(Instructions for the task): The entries are to be given again in full. Every word must match.

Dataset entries
• • •
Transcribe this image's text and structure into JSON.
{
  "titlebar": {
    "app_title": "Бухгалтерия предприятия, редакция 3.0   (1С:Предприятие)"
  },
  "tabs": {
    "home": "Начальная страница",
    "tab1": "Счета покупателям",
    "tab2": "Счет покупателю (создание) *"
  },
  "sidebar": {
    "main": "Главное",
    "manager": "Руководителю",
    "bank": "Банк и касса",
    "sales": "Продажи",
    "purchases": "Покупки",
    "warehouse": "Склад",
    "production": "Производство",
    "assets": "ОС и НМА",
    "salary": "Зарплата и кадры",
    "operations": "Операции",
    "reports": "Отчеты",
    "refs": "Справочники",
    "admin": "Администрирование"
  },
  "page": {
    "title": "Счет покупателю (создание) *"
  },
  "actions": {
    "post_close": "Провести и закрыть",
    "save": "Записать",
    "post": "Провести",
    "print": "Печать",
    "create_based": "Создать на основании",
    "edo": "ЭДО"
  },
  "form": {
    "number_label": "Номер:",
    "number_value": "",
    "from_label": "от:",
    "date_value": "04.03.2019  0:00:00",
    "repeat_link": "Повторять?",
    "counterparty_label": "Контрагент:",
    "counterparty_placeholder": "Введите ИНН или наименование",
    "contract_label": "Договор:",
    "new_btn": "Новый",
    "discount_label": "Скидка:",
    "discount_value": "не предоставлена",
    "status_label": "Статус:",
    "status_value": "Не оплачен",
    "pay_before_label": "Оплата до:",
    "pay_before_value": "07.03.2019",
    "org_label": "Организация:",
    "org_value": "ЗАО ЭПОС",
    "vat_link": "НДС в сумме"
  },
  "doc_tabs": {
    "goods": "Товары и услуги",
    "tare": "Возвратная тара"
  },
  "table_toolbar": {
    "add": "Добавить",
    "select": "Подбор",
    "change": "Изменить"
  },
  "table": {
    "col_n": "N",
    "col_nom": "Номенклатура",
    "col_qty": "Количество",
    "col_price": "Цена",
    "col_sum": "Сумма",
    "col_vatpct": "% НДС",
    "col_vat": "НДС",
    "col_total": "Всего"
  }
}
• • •
(Solution):
Transcribe this image's text and structure into JSON.
{
  "titlebar": {
    "app_title": "Бухгалтерия предприятия, редакция 3.0   (1С:Предприятие)"
  },
  "tabs": {
    "home": "Начальная страница",
    "tab1": "Счета покупателям",
    "tab2": "Счет покупателю (создание) *"
  },
  "sidebar": {
    "main": "Главное",
    "manager": "Руководителю",
    "bank": "Банк и касса",
    "sales": "Продажи",
    "purchases": "Покупки",
    "warehouse": "Склад",
    "production": "Производство",
    "assets": "ОС и НМА",
    "salary": "Зарплата и кадры",
    "operations": "Операции",
    "reports": "Отчеты",
    "refs": "Справочники",
    "admin": "Администрирование"
  },
  "page": {
    "title": "Счет покупателю (создание) *"
  },
  "actions": {
    "post_close": "Провести и закрыть",
    "save": "Записать",
    "post": "Провести",
    "print": "Печать",
    "create_based": "Создать на основании",
    "edo": "ЭДО"
  },
  "form": {
    "number_label": "Номер:",
    "number_value": "",
    "from_label": "от:",
    "date_value": "04.03.2019  0:00:00",
    "repeat_link": "Повторять?",
    "counterparty_label": "Контрагент:",
    "counterparty_placeholder": "Введите ИНН или наименование",
    "contract_label": "Договор:",
    "new_btn": "Новый",
    "discount_label": "Скидка:",
    "discount_value": "не предоставлена",
    "status_label": "Статус:",
    "status_value": "Не оплачен",
    "pay_before_label": "Оплата до:",
    "pay_before_value": "07.03.2019",
    "org_label": "Организация:",
    "org_value": "ЗАО ЭПОС",
    "vat_link": "НДС в сумме"
  },
  "doc_tabs": {
    "goods": "Товары и услуги",
    "tare": "Возвратная тара"
  },
  "table_toolbar": {
    "add": "Добавить",
    "select": "Подбор",
    "change": "Изменить"
  },
  "table": {
    "col_n": "N",
    "col_nom": "Номенклатура",
    "col_qty": "Количество",
    "col_price": "Цена",
    "col_sum": "Сумма",
    "col_vatpct": "% НДС",
    "col_vat": "НДС",
    "col_total": "Всего"
  }
}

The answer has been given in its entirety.